EMINENT VICTORIANS, By A.N. Wilson, New York & London: W.W. Norton, 236 pp., $25
BRITISH novelist and biographer A.N. Wilson takes his title for this book from Lytton Strachey's famous quartet of biographical essays. Published in 1918, the final year of the Great War that had come to seem a horrific exercise in futility, Strachey's irreverent portraits of ``Eminent Victorians'' signaled a radical change in attitude among a generation deeply skeptical of their parents' values.
Wilson sees Strachey's ``Eminent Victorians'' as an ``elegant and hilarious example'' of the ``literature of despair'' that emerged in the wake of World War I. ``The world has not got any nicer'' since then, Wilson writes, ``in fact, the reverse. But somehow, it is no longer possible to dismiss anyone, whether dead or alive, in quite the debonair spirit in which he caricatures his subjects. We share a common humanity with people in the past, even when they baffle us....''
Strachey's brief, sprightly sketches were a marked contrast to the reverential, multivolume biographies that proliferated in Victorian times. Yet, his witty portraits of Cardinal Manning, Florence Nightingale, Dr. Arnold, who set his stamp upon English public (private) school education as headmaster of Rugby, and General Gordon, hero-martyr of Khartoum, are not without sympathetic insight into these characters, and in the case of Florence Nightingale, a spark of genuine admiration.
Although Wilson's aim in giving us his own version of ``Eminent Victorians'' is to correct Strachey's mockery by providing a ``simpler, less propagandist'' view of some other eminent Victorians, his writing has a Stracheyan elegance. There is more than a touch of irony in his tone that lightens it even as he is commending Victorians for their undeniable greatness.
Wilson's book resembles Strachey's in its enticing blend of playfulness and seriousness, sophistication, and mock-simplicity. Both writers love to ``explain things,'' whether it is the wretchedly inferior status of women in the greater part of the 19th century or the debates that racked the Anglican Church, a propensity that renders both versions of ``Eminent Victorians'' exceedingly accessible.
Certainly Wilson's attitude - and the figures he has chosen to sketch - show the Victorians in a kinder light.
In place of the flinty Cardinal Manning (a leading High Churchman who converted to Roman Catholicism), Wilson gives us the far more intellectually and emotionally appealing figure of Cardinal Newman, whose conversion prompted charges of duplicity that led him to compose one of the 19th-century's great autobiographical works, ``Apologia pro Vita Sua.''

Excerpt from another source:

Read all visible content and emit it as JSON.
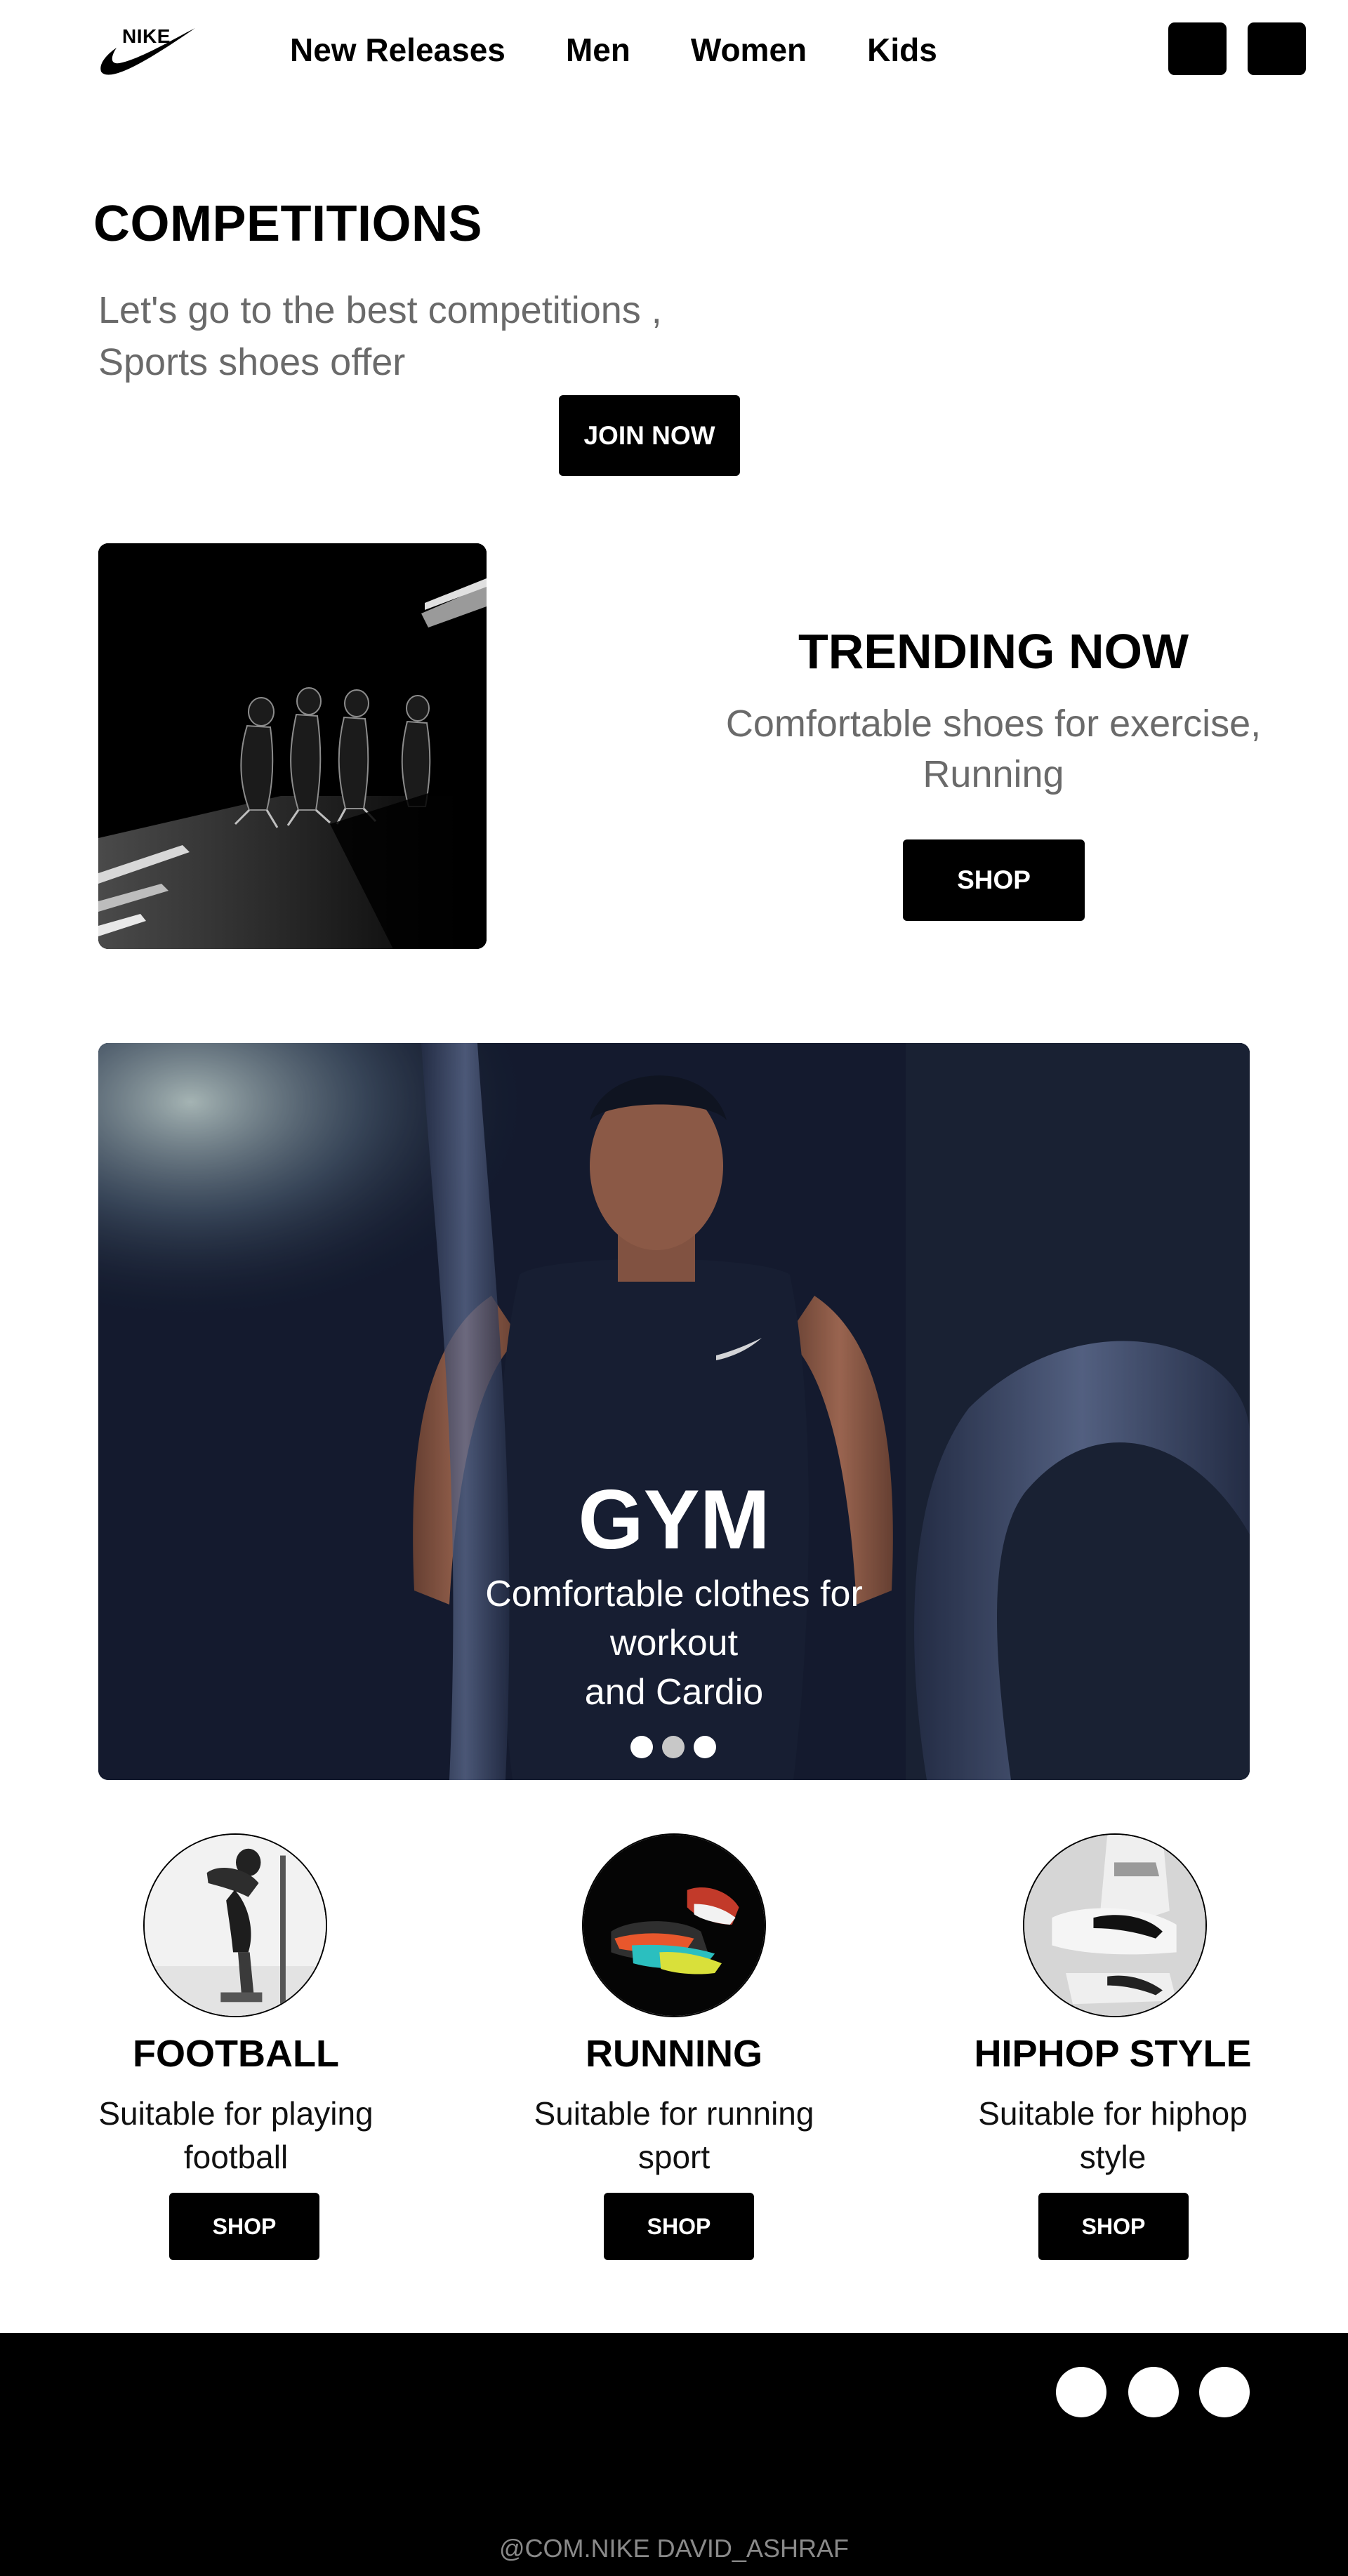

Wilson replaces the admirable Florence Nightingale by the still more impressive figure of Josephine Butler, an intensely spiritual woman whose extraordinary courage and compassion led her to champion the cause of that unmentionable class of person most shamefully victimized by the Victorian double standard: the prostitute.
The easily mocked figures of Dr. Arnold and General Gordon are replaced by those of Prince Albert and William Gladstone, both of whom have indeed been targets for mockery in the past. But both, Wilson reminds us, are well worth reconsidering: Albert reshaped the institution of monarchy in a way that would make it viable in modern times. Gladstone, for all his eccentricities, had a largeness of vision epitomized in his declaration, ``The ground on which we stand is not British, nor European, but it is human.''
Wilson's weakest portrait is of the pioneering photographer Julia Margaret Cameron, who is simply not of the stature of the other eminences he has chosen to portray. One suspects she was chosen because she was the great-aunt of another Bloomsbury figure, Strachey's friend Virginia Woolf.
Wilson is on surer ground in his portrait of Charlotte Bront"e. As a novelist himself, he understands the primacy of the writer's imagination in creating even a relatively realistic novel, let alone an impassioned, individualistic, near visionary novel like Charlotte's ``Jane Eyre,'' or Emily Bront"e's ``Wuthering Heights.''
Without a trace of the edifying solemnity traditionally associated with the Victorians, Wilson offers a strongly felt, instinctively sympathetic, and judicious look at the 19th century as embodied in its most impressive and appealing products: six great (or near-great) men and women, whom he sketches with something of Strachey's lightness and charm, but without Strachey's tendentious bias.